The GOES-R magnetometer subsystem accuracy requirement is 1.7 nanoteslas (nT). During quiet times (100 nT), accuracy is defined as absolute mean plus 3 sigma error per axis. During storms (300 nT), accuracy is defined as absolute mean plus 2 sigma error per axis. Error comes both from outside the magnetometers, e.g. spacecraft fields and misalignments, as well as inside, e.g. zero offset and scale factor errors. Because zero offset and scale factor drift over time, it will be necessary to perform annual calibration maneuvers. To predict performance before launch, we have used Monte Carlo simulations and covariance analysis. With the proposed calibration regimen, both suggest that the magnetometer subsystem will meet its accuracy requirements.
Gimbal lock is a phenomenon which occurs in multi-gimbaled systems when two axes are driven into a coplanar
orientation, thereby resulting in the loss of one degree of rotational freedom. This paper presents a control
scheme which introduces a redundant fourth axis in conjunction with an algorithm that minimizes weighted
least-square gimbal rates, ultimately permitting the use of open inner and middle gimbals to achieve a wide
field of view. The control algorithm produces a singularity/gimbal lock measure which is derived using the inner
three gimbals, and used to adapt the weights and transition the table from three-axis operation to four-axis
operation at or near the three-axis gimbal lock orientation. Weight adaptation minimizes the peak gimbal rate
required to track a vehicle reference rate profile. The control strategy also minimizes tracking errors between
vehicle kinematic motion,which is obtained from the vehicle dynamics simulation, and kinematic motion induced
onto the table-mounted payload. The control algorithm accepts Euler angles and body rates, as defined in the
body fixed frame of reference, and generates four gimbal command sets. Each gimbal command set consists of
gimbal acceleration, rate, and angle. Mathematical analysis, simulation, and 3-D CAD multi-body dynamics

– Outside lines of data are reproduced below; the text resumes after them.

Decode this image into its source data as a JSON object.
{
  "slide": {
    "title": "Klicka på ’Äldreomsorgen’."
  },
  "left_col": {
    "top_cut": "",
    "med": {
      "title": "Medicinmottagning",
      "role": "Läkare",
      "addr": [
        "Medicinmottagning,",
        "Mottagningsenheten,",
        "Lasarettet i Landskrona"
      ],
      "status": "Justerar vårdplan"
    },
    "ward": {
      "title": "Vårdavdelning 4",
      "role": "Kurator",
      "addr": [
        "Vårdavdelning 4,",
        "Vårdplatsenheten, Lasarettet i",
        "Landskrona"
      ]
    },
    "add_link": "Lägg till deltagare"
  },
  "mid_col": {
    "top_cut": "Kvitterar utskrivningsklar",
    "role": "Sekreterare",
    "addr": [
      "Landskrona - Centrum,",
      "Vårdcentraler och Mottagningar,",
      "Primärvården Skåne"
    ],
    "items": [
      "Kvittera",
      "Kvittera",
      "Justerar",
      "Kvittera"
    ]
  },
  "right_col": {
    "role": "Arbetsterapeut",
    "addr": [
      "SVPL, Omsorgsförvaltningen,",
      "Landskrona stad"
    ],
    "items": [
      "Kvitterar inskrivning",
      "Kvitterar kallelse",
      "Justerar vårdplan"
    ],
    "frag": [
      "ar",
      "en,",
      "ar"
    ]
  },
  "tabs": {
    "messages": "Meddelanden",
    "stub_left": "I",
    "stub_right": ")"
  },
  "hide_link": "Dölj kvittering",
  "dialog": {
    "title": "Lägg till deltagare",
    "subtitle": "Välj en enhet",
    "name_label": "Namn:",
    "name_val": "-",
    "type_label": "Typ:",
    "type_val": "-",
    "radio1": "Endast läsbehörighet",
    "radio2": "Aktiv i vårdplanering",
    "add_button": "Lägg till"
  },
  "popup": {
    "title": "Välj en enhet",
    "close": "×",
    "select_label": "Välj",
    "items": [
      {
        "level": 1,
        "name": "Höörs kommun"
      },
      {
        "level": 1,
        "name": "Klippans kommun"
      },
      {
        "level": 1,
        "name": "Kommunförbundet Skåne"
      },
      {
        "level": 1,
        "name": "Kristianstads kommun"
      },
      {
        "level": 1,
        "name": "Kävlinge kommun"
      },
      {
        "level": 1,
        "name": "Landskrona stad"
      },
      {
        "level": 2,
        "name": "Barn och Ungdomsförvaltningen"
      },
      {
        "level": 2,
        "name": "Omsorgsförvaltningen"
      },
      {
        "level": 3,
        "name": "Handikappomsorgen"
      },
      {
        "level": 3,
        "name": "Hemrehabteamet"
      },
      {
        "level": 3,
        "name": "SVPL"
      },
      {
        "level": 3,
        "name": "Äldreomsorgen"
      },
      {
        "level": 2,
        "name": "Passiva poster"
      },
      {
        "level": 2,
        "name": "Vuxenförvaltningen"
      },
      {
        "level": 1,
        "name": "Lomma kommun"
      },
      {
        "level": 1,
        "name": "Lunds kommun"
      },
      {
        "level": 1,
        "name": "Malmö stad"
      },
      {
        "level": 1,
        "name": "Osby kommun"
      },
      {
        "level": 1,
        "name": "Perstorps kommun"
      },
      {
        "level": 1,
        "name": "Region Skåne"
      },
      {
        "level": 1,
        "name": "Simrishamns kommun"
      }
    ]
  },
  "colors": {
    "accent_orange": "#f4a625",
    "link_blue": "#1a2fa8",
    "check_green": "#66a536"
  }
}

visualizations are included, illustrating differences between desired vehicle kinematic motion and that induced
by this control strategy onto the table mounted payload, including an examination of effects due to finite gimbal
control loop bandwidths.
This paper describes the efforts by Honeywell and MIT to develop a second generation hybrid D-StrutTM (patent pending). The D-Strut is a passive viscous damping and stiffening device used for structural control and isolation. The concept of using an active element synergistically with passive elements was presented in the 1994 SPIE Conference on Smart Structures and Materials paper titled `Actuator with Built-in Viscous Damping for Isolation and Structural Control.' A second generation hybrid D-Strut or active D-Strut with many applications to isolation of spacecraft hardware has been built and tested. The utilization of the device for several system applications is discussed. The primary advantage of the hybrid is that the passive elements are designed for small gravity sag and acceptable mount resonance and the active control is designed to reduce transmissibility over broad or narrow frequency ranges. The payload is then robustly isolated even in the unpowered (active stage off) state. Modeling, dynamic tests, and several single axis isolation experimental results are presented. Also, specific designs for six-axis implementations for microgravity isolation and optical payload isolation, pointing, and suppression are described.